Near Lebanon’s borders, Hezbollah is the dominant actor. Along the Israeli border, it has effectively prevented the implementation of UN resolution 1701, and thus has been able to dig underground tunnels into Israeli territory. It probably uses its dominance on the Syrian-Lebanese border to bring into Lebanon arms, technology and personnel.
Hezbollah’s status and power is not new. It is a significant reason for Lebanon’s stagnation. Now, the people of Lebanon have grown tired of it. Dramatic non-sectarian protests have resulted in the formation of a new government, described as professional, technocratic and politically unbiased; Hassan Diab, the new premier, is an honored academic. But practically, most ministers are still influenced by Hezbollah. The Lebanese already call this a “Halloween government.”
On the one hand, the U.S recognizes the challenge of Lebanon’s hybridity. Some attempts to deal with it have been made, such as temporarily suspending aid to the LAF, and sanctioning Hezbollah-related individuals and institutions. On the other hand, the U.S. attempts to deal with it fall victim to a “catch 22.”
U.S. policy focuses on strengthening Lebanese state institutions as a counter-measure to Hezbollah, considering the LAF as the sole defender of Lebanon. But, since Hezbollah is embedded in the Lebanese state, any attempt to weaken it by pressuring Lebanese institutions contradicts this U.S objective, since it weakens the state as well. Lebanese officials find it hard to counter Hezbollah, even if they claim otherwise. This model of U.S. security assistance, one of several in the Middle East, might need some adaptation.

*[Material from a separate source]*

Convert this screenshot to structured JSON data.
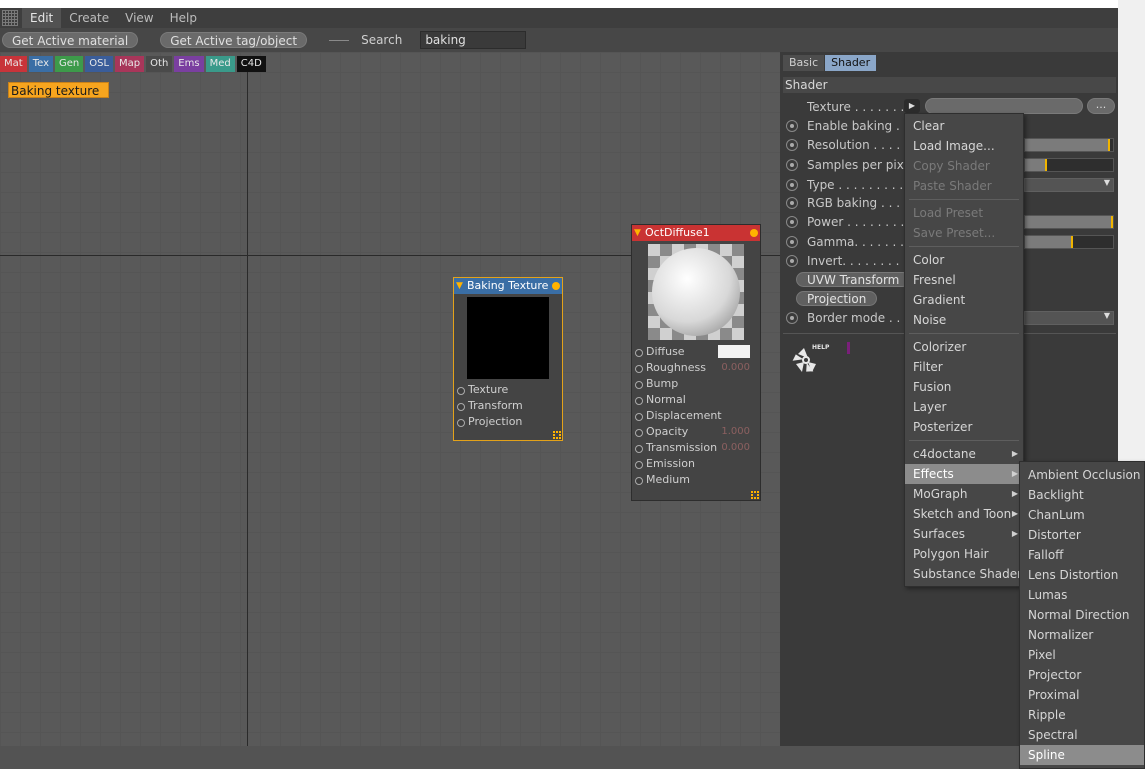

To promote Western and Israeli interests in Lebanon – such as weakening Hezbollah, countering Iranian influence, limiting Russian influence, minimizing the chances of a military escalation, and stabilizing Lebanon – a change of perspective is needed. An updated policy should focus on pressuring Hezbollah to become more accountable and, therefore, more responsible.
The key lies in binding together international financial and military assistance, conditioning both on two issues. First, implementing control of physical borders, solely by Lebanese state security forces. These should be the sole defenders of Lebanon – not just from external military invasion, migration of refugees or terror attacks, but mainly from non-state actors developing their own sovereign mechanisms alongside the state. Second, establishing economic transparency in terms of external funds entering Lebanon. The West should put aside, for now, issues like fighting corruption or restoring stability. Sanctions against corrupt Lebanese individuals are useful but should not be the focus.
If Hezbollah chooses to allow such international assistance, its actions might face operational difficulties, and it might have to reveal Iranian money entering Lebanon. If Hezbollah calls to reject it, it risks being perceived as the one who sabotaged a national Lebanese effort. True, Hezbollah has recently rejected IMF financial assistance. But it should face a tougher dilemma, one than would confront it with accepting or rejecting Lebanese signs of sovereignty.
Now is not the time to pull U.S. assistance from Lebanon or the LAF. However, the U.S. should condition its assistance on border control and, working with the IMF, financial transparency. This is a change of perspective – from an idealistic and “soft power” effort with distinct military and financial elements, to a realistic security-centered and combined one. It might just make Hezbollah more accountable and restrained.
IDF Col. (ret.) Itai Shapira is a Distinguished Fellow at the Jewish Institute for National Security of America (JINSA) and former Deputy Head of the Research and Analysis Division (RAD) in the Israel Defense Forces.
Originally published in RealClearDefense